● **Recorded information**
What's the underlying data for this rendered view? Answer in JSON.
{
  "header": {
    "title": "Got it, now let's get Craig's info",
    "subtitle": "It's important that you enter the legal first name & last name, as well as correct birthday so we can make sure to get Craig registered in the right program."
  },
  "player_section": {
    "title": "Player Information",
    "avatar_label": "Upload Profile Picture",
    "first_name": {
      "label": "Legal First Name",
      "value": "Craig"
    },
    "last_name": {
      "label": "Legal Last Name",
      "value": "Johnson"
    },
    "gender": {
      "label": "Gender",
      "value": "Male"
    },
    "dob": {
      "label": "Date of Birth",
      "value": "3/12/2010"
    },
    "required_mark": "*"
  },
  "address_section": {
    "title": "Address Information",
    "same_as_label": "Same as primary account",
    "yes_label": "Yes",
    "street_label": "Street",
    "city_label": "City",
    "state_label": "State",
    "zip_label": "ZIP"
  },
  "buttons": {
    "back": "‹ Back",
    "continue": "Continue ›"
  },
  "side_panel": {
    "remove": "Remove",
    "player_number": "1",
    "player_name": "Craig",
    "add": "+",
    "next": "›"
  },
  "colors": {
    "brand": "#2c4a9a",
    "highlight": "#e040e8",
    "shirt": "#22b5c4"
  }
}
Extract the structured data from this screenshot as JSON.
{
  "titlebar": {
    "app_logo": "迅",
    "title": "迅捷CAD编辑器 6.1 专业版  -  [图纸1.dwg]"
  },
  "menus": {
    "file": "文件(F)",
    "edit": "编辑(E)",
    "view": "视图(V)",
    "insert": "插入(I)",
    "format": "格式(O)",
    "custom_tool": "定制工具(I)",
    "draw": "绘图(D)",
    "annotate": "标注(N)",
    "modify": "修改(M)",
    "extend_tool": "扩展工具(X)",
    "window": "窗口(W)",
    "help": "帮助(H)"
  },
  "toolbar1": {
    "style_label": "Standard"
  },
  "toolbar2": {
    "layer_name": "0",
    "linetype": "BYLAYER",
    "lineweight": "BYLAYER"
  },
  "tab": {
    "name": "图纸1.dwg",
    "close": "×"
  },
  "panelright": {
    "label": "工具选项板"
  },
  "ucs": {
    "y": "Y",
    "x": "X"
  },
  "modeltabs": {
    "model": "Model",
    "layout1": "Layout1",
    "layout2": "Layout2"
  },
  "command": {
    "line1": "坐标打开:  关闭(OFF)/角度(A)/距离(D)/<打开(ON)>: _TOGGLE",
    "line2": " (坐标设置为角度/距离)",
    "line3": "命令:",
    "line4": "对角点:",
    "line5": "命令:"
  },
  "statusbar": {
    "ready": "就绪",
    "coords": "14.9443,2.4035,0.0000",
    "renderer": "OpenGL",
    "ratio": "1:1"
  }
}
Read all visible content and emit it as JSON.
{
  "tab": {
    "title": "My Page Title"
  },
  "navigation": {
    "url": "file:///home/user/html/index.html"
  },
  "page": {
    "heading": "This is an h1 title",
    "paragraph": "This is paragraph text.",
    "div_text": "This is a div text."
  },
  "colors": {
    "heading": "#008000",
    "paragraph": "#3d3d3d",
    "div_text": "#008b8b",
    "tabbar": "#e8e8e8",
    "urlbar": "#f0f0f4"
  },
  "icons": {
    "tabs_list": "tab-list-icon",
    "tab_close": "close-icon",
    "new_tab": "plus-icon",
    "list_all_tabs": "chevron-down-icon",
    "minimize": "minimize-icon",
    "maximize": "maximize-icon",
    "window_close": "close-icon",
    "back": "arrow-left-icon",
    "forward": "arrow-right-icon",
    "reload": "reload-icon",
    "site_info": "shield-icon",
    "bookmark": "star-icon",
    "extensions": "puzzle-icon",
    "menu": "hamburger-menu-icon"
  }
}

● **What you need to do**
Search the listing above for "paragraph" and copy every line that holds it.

● **Your solution**
    "paragraph": "This is paragraph text.",
    "paragraph": "#3d3d3d",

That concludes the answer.